-- Materials provided follows --

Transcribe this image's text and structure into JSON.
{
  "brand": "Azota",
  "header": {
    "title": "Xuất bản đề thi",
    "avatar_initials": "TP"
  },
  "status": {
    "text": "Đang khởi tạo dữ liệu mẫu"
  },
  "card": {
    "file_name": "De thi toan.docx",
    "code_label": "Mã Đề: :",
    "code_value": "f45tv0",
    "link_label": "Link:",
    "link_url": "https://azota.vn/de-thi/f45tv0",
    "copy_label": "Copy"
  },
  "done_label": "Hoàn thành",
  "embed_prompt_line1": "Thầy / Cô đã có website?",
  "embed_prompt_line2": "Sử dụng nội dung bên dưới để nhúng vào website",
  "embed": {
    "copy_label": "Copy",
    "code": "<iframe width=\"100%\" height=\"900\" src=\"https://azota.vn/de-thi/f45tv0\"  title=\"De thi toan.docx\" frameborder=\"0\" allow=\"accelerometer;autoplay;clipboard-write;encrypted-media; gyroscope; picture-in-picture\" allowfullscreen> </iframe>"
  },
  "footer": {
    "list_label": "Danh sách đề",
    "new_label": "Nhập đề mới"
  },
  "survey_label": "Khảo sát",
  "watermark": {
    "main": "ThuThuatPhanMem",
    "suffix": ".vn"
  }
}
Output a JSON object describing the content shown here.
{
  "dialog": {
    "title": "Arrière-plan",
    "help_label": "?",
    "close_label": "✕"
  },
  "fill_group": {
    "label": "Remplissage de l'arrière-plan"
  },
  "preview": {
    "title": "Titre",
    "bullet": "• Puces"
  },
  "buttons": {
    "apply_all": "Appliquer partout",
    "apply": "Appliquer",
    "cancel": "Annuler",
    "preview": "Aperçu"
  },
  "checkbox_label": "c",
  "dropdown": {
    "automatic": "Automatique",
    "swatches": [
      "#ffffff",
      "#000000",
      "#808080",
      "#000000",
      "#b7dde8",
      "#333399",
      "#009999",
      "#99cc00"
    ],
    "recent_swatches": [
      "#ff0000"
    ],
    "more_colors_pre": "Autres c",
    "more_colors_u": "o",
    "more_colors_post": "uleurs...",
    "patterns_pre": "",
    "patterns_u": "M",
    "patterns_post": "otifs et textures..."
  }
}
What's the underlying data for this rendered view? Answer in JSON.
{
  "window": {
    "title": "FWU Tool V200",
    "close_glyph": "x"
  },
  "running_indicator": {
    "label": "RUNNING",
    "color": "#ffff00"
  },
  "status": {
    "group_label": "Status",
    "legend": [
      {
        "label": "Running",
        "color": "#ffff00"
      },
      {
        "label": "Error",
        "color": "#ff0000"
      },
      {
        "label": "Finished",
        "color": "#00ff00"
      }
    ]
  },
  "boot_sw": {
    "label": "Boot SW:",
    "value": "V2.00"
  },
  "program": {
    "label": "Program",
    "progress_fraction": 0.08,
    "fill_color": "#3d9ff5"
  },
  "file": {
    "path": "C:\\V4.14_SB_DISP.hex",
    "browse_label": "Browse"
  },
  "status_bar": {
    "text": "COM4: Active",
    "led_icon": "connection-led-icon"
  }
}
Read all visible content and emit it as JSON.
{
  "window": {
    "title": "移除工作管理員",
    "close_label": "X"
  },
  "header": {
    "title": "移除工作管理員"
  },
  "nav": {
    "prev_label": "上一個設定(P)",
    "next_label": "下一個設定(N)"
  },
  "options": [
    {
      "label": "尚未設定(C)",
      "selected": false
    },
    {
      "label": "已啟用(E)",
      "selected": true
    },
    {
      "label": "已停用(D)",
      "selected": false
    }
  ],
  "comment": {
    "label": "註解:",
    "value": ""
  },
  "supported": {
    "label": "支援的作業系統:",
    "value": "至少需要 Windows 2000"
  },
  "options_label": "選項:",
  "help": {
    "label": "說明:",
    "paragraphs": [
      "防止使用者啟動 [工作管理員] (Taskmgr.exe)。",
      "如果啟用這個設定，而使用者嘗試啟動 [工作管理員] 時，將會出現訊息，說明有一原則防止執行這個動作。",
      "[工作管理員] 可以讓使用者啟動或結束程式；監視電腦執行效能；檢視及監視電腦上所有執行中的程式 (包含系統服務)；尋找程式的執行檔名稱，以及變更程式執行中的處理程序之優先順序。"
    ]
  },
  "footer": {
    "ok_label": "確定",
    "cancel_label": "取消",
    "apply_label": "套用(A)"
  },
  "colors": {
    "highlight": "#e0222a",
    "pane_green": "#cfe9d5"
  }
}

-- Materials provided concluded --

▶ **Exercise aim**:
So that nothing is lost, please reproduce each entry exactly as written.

▶ **Your solution**:
Transcribe this image's text and structure into JSON.
{
  "brand": "Azota",
  "header": {
    "title": "Xuất bản đề thi",
    "avatar_initials": "TP"
  },
  "status": {
    "text": "Đang khởi tạo dữ liệu mẫu"
  },
  "card": {
    "file_name": "De thi toan.docx",
    "code_label": "Mã Đề: :",
    "code_value": "f45tv0",
    "link_label": "Link:",
    "link_url": "https://azota.vn/de-thi/f45tv0",
    "copy_label": "Copy"
  },
  "done_label": "Hoàn thành",
  "embed_prompt_line1": "Thầy / Cô đã có website?",
  "embed_prompt_line2": "Sử dụng nội dung bên dưới để nhúng vào website",
  "embed": {
    "copy_label": "Copy",
    "code": "<iframe width=\"100%\" height=\"900\" src=\"https://azota.vn/de-thi/f45tv0\"  title=\"De thi toan.docx\" frameborder=\"0\" allow=\"accelerometer;autoplay;clipboard-write;encrypted-media; gyroscope; picture-in-picture\" allowfullscreen> </iframe>"
  },
  "footer": {
    "list_label": "Danh sách đề",
    "new_label": "Nhập đề mới"
  },
  "survey_label": "Khảo sát",
  "watermark": {
    "main": "ThuThuatPhanMem",
    "suffix": ".vn"
  }
}
Output a JSON object describing the content shown here.
{
  "dialog": {
    "title": "Arrière-plan",
    "help_label": "?",
    "close_label": "✕"
  },
  "fill_group": {
    "label": "Remplissage de l'arrière-plan"
  },
  "preview": {
    "title": "Titre",
    "bullet": "• Puces"
  },
  "buttons": {
    "apply_all": "Appliquer partout",
    "apply": "Appliquer",
    "cancel": "Annuler",
    "preview": "Aperçu"
  },
  "checkbox_label": "c",
  "dropdown": {
    "automatic": "Automatique",
    "swatches": [
      "#ffffff",
      "#000000",
      "#808080",
      "#000000",
      "#b7dde8",
      "#333399",
      "#009999",
      "#99cc00"
    ],
    "recent_swatches": [
      "#ff0000"
    ],
    "more_colors_pre": "Autres c",
    "more_colors_u": "o",
    "more_colors_post": "uleurs...",
    "patterns_pre": "",
    "patterns_u": "M",
    "patterns_post": "otifs et textures..."
  }
}
What's the underlying data for this rendered view? Answer in JSON.
{
  "window": {
    "title": "FWU Tool V200",
    "close_glyph": "x"
  },
  "running_indicator": {
    "label": "RUNNING",
    "color": "#ffff00"
  },
  "status": {
    "group_label": "Status",
    "legend": [
      {
        "label": "Running",
        "color": "#ffff00"
      },
      {
        "label": "Error",
        "color": "#ff0000"
      },
      {
        "label": "Finished",
        "color": "#00ff00"
      }
    ]
  },
  "boot_sw": {
    "label": "Boot SW:",
    "value": "V2.00"
  },
  "program": {
    "label": "Program",
    "progress_fraction": 0.08,
    "fill_color": "#3d9ff5"
  },
  "file": {
    "path": "C:\\V4.14_SB_DISP.hex",
    "browse_label": "Browse"
  },
  "status_bar": {
    "text": "COM4: Active",
    "led_icon": "connection-led-icon"
  }
}
Read all visible content and emit it as JSON.
{
  "window": {
    "title": "移除工作管理員",
    "close_label": "X"
  },
  "header": {
    "title": "移除工作管理員"
  },
  "nav": {
    "prev_label": "上一個設定(P)",
    "next_label": "下一個設定(N)"
  },
  "options": [
    {
      "label": "尚未設定(C)",
      "selected": false
    },
    {
      "label": "已啟用(E)",
      "selected": true
    },
    {
      "label": "已停用(D)",
      "selected": false
    }
  ],
  "comment": {
    "label": "註解:",
    "value": ""
  },
  "supported": {
    "label": "支援的作業系統:",
    "value": "至少需要 Windows 2000"
  },
  "options_label": "選項:",
  "help": {
    "label": "說明:",
    "paragraphs": [
      "防止使用者啟動 [工作管理員] (Taskmgr.exe)。",
      "如果啟用這個設定，而使用者嘗試啟動 [工作管理員] 時，將會出現訊息，說明有一原則防止執行這個動作。",
      "[工作管理員] 可以讓使用者啟動或結束程式；監視電腦執行效能；檢視及監視電腦上所有執行中的程式 (包含系統服務)；尋找程式的執行檔名稱，以及變更程式執行中的處理程序之優先順序。"
    ]
  },
  "footer": {
    "ok_label": "確定",
    "cancel_label": "取消",
    "apply_label": "套用(A)"
  },
  "colors": {
    "highlight": "#e0222a",
    "pane_green": "#cfe9d5"
  }
}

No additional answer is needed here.